Constructions of curriculum and pedagogy in a post-MOOC world: policy debates and disciplinary dilemmas in schools and universities

Year: 2013

Author: O'Connor, Kate, Millar, Victoria, Yates Lyn

Type of paper: Abstract refereed

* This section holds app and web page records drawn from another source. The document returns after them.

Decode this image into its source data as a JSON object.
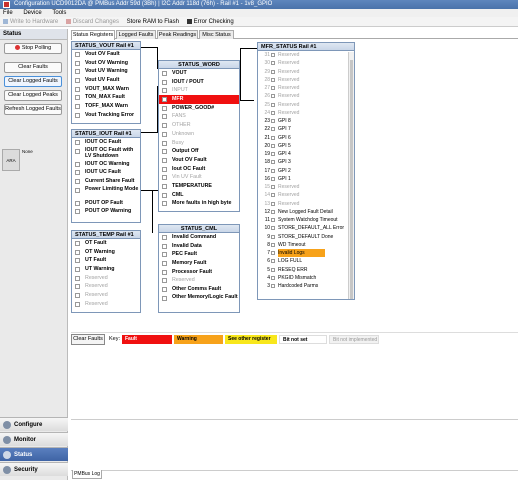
{
  "window": {
    "title": "Configuration UCD9012DA @ PMBus Addr 59d (3Bh) | I2C Addr 118d (76h) - Rail #1 - 1v8_GPIO"
  },
  "menu": [
    "File",
    "Device",
    "Tools"
  ],
  "toolbar": [
    {
      "label": "Write to Hardware",
      "icon": "write-icon",
      "enabled": false
    },
    {
      "label": "Discard Changes",
      "icon": "discard-icon",
      "enabled": false
    },
    {
      "label": "Store RAM to Flash",
      "icon": "",
      "enabled": true
    },
    {
      "label": "Error Checking",
      "icon": "error-checking-icon",
      "enabled": true
    }
  ],
  "sidebar": {
    "title": "Status",
    "buttons": [
      "Stop Polling",
      "Clear Faults",
      "Clear Logged Faults",
      "Clear Logged Peaks",
      "Refresh Logged Faults"
    ],
    "ara_label": "ARA",
    "ara_value": "None"
  },
  "nav": [
    "Configure",
    "Monitor",
    "Status",
    "Security"
  ],
  "tabs": [
    "Status Registers",
    "Logged Faults",
    "Peak Readings",
    "Misc Status"
  ],
  "colors": {
    "fault": "#f01010",
    "warning": "#f7a21a",
    "other_register": "#f8e71c",
    "not_set": "#ffffff",
    "not_implemented": "#f2f2f2"
  },
  "status_vout": {
    "title": "STATUS_VOUT Rail #1",
    "rows": [
      {
        "label": "Vout OV Fault"
      },
      {
        "label": "Vout OV Warning"
      },
      {
        "label": "Vout UV Warning"
      },
      {
        "label": "Vout UV Fault"
      },
      {
        "label": "VOUT_MAX Warn"
      },
      {
        "label": "TON_MAX Fault"
      },
      {
        "label": "TOFF_MAX Warn"
      },
      {
        "label": "Vout Tracking Error"
      }
    ]
  },
  "status_iout": {
    "title": "STATUS_IOUT Rail #1",
    "rows": [
      {
        "label": "IOUT OC Fault"
      },
      {
        "label": "IOUT OC Fault with LV Shutdown",
        "two": true
      },
      {
        "label": "IOUT OC Warning"
      },
      {
        "label": "IOUT UC Fault"
      },
      {
        "label": "Current Share Fault"
      },
      {
        "label": "Power Limiting Mode",
        "two": true
      },
      {
        "label": "POUT OP Fault"
      },
      {
        "label": "POUT OP Warning"
      }
    ]
  },
  "status_temp": {
    "title": "STATUS_TEMP Rail #1",
    "rows": [
      {
        "label": "OT Fault"
      },
      {
        "label": "OT Warning"
      },
      {
        "label": "UT Fault"
      },
      {
        "label": "UT Warning"
      },
      {
        "label": "Reserved",
        "dim": true
      },
      {
        "label": "Reserved",
        "dim": true
      },
      {
        "label": "Reserved",
        "dim": true
      },
      {
        "label": "Reserved",
        "dim": true
      }
    ]
  },
  "status_word": {
    "title": "STATUS_WORD",
    "rows": [
      {
        "label": "VOUT"
      },
      {
        "label": "IOUT / POUT"
      },
      {
        "label": "INPUT",
        "dim": true
      },
      {
        "label": "MFR",
        "state": "fault"
      },
      {
        "label": "POWER_GOOD#"
      },
      {
        "label": "FANS",
        "dim": true
      },
      {
        "label": "OTHER",
        "dim": true
      },
      {
        "label": "Unknown",
        "dim": true
      },
      {
        "label": "Busy",
        "dim": true
      },
      {
        "label": "Output Off"
      },
      {
        "label": "Vout OV Fault"
      },
      {
        "label": "Iout OC Fault"
      },
      {
        "label": "Vin UV Fault",
        "dim": true
      },
      {
        "label": "TEMPERATURE"
      },
      {
        "label": "CML"
      },
      {
        "label": "More faults in high byte"
      }
    ]
  },
  "status_cml": {
    "title": "STATUS_CML",
    "rows": [
      {
        "label": "Invalid Command"
      },
      {
        "label": "Invalid Data"
      },
      {
        "label": "PEC Fault"
      },
      {
        "label": "Memory Fault"
      },
      {
        "label": "Processor Fault"
      },
      {
        "label": "Reserved",
        "dim": true
      },
      {
        "label": "Other Comms Fault"
      },
      {
        "label": "Other Memory/Logic Fault",
        "two": true
      }
    ]
  },
  "mfr_status": {
    "title": "MFR_STATUS Rail #1",
    "rows": [
      {
        "num": "31",
        "label": "Reserved",
        "dim": true
      },
      {
        "num": "30",
        "label": "Reserved",
        "dim": true
      },
      {
        "num": "29",
        "label": "Reserved",
        "dim": true
      },
      {
        "num": "28",
        "label": "Reserved",
        "dim": true
      },
      {
        "num": "27",
        "label": "Reserved",
        "dim": true
      },
      {
        "num": "26",
        "label": "Reserved",
        "dim": true
      },
      {
        "num": "25",
        "label": "Reserved",
        "dim": true
      },
      {
        "num": "24",
        "label": "Reserved",
        "dim": true
      },
      {
        "num": "23",
        "label": "GPI 8"
      },
      {
        "num": "22",
        "label": "GPI 7"
      },
      {
        "num": "21",
        "label": "GPI 6"
      },
      {
        "num": "20",
        "label": "GPI 5"
      },
      {
        "num": "19",
        "label": "GPI 4"
      },
      {
        "num": "18",
        "label": "GPI 3"
      },
      {
        "num": "17",
        "label": "GPI 2"
      },
      {
        "num": "16",
        "label": "GPI 1"
      },
      {
        "num": "15",
        "label": "Reserved",
        "dim": true
      },
      {
        "num": "14",
        "label": "Reserved",
        "dim": true
      },
      {
        "num": "13",
        "label": "Reserved",
        "dim": true
      },
      {
        "num": "12",
        "label": "New Logged Fault Detail"
      },
      {
        "num": "11",
        "label": "System Watchdog Timeout"
      },
      {
        "num": "10",
        "label": "STORE_DEFAULT_ALL Error"
      },
      {
        "num": "9",
        "label": "STORE_DEFAULT Done"
      },
      {
        "num": "8",
        "label": "WD Timeout"
      },
      {
        "num": "7",
        "label": "Invalid Logs",
        "state": "warn"
      },
      {
        "num": "6",
        "label": "LOG FULL"
      },
      {
        "num": "5",
        "label": "RESEQ ERR"
      },
      {
        "num": "4",
        "label": "PKGID Mismatch"
      },
      {
        "num": "3",
        "label": "Hardcoded Parms"
      }
    ]
  },
  "key": {
    "clear_label": "Clear Faults",
    "label": "Key:",
    "items": [
      {
        "label": "Fault",
        "color": "#f01010",
        "text": "#ffffff"
      },
      {
        "label": "Warning",
        "color": "#f7a21a",
        "text": "#000000"
      },
      {
        "label": "See other register",
        "color": "#f8e71c",
        "text": "#000000"
      },
      {
        "label": "Bit not set",
        "color": "#ffffff",
        "text": "#000000"
      },
      {
        "label": "Bit not implemented",
        "color": "#f2f2f2",
        "text": "#999999"
      }
    ]
  },
  "log_tab": "PMBus Log"
}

This paper is about the ways in which curriculum and pedagogy are being redrawn in recent moves in schooling and higher education. In schools, teacher professionalism is being recast in pedagogic terms and  curriculum work redefined away from classroom practice (Gerrard and Farrell forthcoming and in this symposium). In universities, a reverse approach is apparent where pedagogy is becoming institutionalised in central units and policies, but the curriculum itself is primarily situated outside the frame of debate (see Barnett and Coates 2005). This is particularly the case in policies and institutional practices promoting innovation in areas of e-learning and student engagement, and has been brought into sharp focus by the global rise of Massive Open Online Courses and debates about its pedagogical implications (e.g. Glennie et al. 2013). In the literature on curriculum inquiry, similar constructions are also emerging, particularly in recent ‘social realist' work which proposes that, against critical pedagogy and the like, the curriculum treat knowledge and its selection as separate from pedagogical concerns including sequencing, motivation and engagement (Young 2008, 2013).
This paper explores this emerging context before looking in more detail at how these concerns are being articulated and interpreted at the level of practice. The discussion draws on interview data from an Australian Research Council funded project which is investigating how teachers and academics in two disciplines (history and physics) understand their field and approach their teaching and the concerns they have about current policy directions. In these interviews, it was evident that for both teachers and academics issues of engagement and motivation were not easily separated from curriculum construction but played an inherent role in the way the discipline and its structure and progression were understood and developed. The paper makes the argument that neither the current policy discourse, nor the debates in curriculum inquiry, adequately capture the ways in which curricular and pedagogical questions interact in practice, and the dilemmas faced by practitioners in both schools and universities in constructing engaging and rigorous disciplinary courses for a diverse student body.